In 1950, Dutch astronomer Jan Oort proposed that certain comets come from a vast, extremely distant, spherical shell of icy bodies surrounding the solar system. This giant swarm of objects is now named the Oort Cloud, occupying space at a distance between 5,000 and 100,000 astronomical units. (One astronomical unit, or AU, is the mean distance of Earth from the sun: about 150 million km or 93 million miles.) The outer extent of the Oort Cloud is considered to be the "edge" of our solar system, where the sun's physical and gravitational influence ends.

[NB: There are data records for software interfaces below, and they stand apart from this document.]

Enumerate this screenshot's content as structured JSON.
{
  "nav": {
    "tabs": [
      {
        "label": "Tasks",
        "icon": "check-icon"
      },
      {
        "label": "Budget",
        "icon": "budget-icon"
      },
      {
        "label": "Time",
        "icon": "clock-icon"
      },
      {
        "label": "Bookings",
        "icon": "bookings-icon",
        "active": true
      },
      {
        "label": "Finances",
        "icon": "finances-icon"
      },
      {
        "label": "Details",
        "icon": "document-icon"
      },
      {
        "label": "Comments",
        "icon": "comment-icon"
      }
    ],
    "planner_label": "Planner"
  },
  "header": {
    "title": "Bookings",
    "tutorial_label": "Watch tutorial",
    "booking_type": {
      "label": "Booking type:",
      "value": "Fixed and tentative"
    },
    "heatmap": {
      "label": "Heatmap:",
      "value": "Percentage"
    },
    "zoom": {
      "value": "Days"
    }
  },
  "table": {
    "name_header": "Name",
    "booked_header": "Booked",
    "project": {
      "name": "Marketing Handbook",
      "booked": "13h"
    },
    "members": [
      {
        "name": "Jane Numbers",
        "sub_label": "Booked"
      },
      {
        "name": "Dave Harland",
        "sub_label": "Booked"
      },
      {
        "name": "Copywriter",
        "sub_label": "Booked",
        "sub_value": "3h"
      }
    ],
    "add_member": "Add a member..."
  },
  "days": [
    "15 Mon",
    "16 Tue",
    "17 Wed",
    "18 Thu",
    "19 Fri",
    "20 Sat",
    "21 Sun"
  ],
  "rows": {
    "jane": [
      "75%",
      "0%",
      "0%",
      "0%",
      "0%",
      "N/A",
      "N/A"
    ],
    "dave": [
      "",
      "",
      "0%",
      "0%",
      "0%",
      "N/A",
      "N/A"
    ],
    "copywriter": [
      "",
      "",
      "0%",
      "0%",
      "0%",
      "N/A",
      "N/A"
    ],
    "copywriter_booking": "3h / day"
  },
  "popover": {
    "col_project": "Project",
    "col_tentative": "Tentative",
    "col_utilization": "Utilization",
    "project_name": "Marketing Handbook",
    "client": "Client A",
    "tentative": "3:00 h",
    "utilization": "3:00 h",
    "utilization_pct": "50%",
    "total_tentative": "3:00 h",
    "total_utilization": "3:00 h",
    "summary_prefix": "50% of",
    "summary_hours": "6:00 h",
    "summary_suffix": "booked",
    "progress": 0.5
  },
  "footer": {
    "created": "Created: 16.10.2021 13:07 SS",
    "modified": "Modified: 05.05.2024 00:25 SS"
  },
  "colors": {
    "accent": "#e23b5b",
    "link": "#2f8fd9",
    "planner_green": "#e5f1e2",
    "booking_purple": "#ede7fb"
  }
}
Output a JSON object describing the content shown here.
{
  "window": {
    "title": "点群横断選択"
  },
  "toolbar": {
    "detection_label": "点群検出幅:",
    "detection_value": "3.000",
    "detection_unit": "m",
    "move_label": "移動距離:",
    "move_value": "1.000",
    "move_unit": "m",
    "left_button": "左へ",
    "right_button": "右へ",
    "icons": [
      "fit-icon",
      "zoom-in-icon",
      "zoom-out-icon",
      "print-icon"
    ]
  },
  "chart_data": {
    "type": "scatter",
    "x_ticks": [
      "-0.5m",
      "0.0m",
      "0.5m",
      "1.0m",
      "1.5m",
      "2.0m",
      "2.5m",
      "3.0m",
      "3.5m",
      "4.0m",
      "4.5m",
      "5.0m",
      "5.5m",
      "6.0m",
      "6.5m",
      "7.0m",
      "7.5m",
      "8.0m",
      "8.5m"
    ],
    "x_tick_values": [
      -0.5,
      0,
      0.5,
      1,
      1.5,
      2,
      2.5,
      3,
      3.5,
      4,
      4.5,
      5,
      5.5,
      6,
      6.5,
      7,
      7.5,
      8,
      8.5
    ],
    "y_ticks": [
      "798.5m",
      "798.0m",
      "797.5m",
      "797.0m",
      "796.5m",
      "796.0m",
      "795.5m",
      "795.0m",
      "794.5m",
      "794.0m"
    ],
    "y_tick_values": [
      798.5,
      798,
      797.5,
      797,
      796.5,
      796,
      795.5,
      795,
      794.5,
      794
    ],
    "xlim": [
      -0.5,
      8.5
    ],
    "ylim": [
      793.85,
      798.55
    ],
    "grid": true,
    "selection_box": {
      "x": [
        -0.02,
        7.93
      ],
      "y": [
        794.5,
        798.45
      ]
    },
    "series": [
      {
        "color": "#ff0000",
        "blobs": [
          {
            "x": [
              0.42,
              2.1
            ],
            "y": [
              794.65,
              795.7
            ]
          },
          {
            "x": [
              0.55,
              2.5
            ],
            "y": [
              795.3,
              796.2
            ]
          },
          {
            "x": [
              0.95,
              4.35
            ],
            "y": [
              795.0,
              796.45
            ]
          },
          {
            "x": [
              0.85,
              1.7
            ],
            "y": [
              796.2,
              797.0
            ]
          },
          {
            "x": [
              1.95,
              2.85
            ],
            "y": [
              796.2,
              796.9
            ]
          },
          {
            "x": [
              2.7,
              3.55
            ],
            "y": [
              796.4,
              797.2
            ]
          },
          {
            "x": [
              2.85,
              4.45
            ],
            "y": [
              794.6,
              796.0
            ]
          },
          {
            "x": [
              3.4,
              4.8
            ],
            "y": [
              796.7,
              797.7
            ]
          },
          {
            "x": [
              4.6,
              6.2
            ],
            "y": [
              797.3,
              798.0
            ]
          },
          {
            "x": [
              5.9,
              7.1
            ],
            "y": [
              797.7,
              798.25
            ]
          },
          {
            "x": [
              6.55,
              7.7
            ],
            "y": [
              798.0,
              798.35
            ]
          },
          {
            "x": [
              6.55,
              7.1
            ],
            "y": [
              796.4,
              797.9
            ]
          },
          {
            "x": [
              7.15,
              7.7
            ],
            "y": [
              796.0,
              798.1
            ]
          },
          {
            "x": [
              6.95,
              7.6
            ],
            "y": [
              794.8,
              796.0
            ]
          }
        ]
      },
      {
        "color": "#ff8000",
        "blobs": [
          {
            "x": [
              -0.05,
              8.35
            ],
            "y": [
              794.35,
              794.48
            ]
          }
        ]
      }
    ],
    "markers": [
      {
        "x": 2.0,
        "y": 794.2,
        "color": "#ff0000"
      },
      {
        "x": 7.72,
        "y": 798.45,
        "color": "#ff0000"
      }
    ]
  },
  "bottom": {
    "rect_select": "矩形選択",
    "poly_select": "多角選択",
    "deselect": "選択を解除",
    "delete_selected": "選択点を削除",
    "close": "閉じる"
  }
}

The Oort Cloud probably contains 0.1 to 2 trillion icy bodies in solar orbit. Occasionally, giant molecular clouds, stars passing nearby, or tidal interactions with the Milky Way's disc disturb the orbit of one of these bodies in the outer region of the Oort Cloud, causing the object to streak into the inner solar system as a so-called long-period comet. These comets have very large, eccentric orbits and have been observed in the inner solar system only once.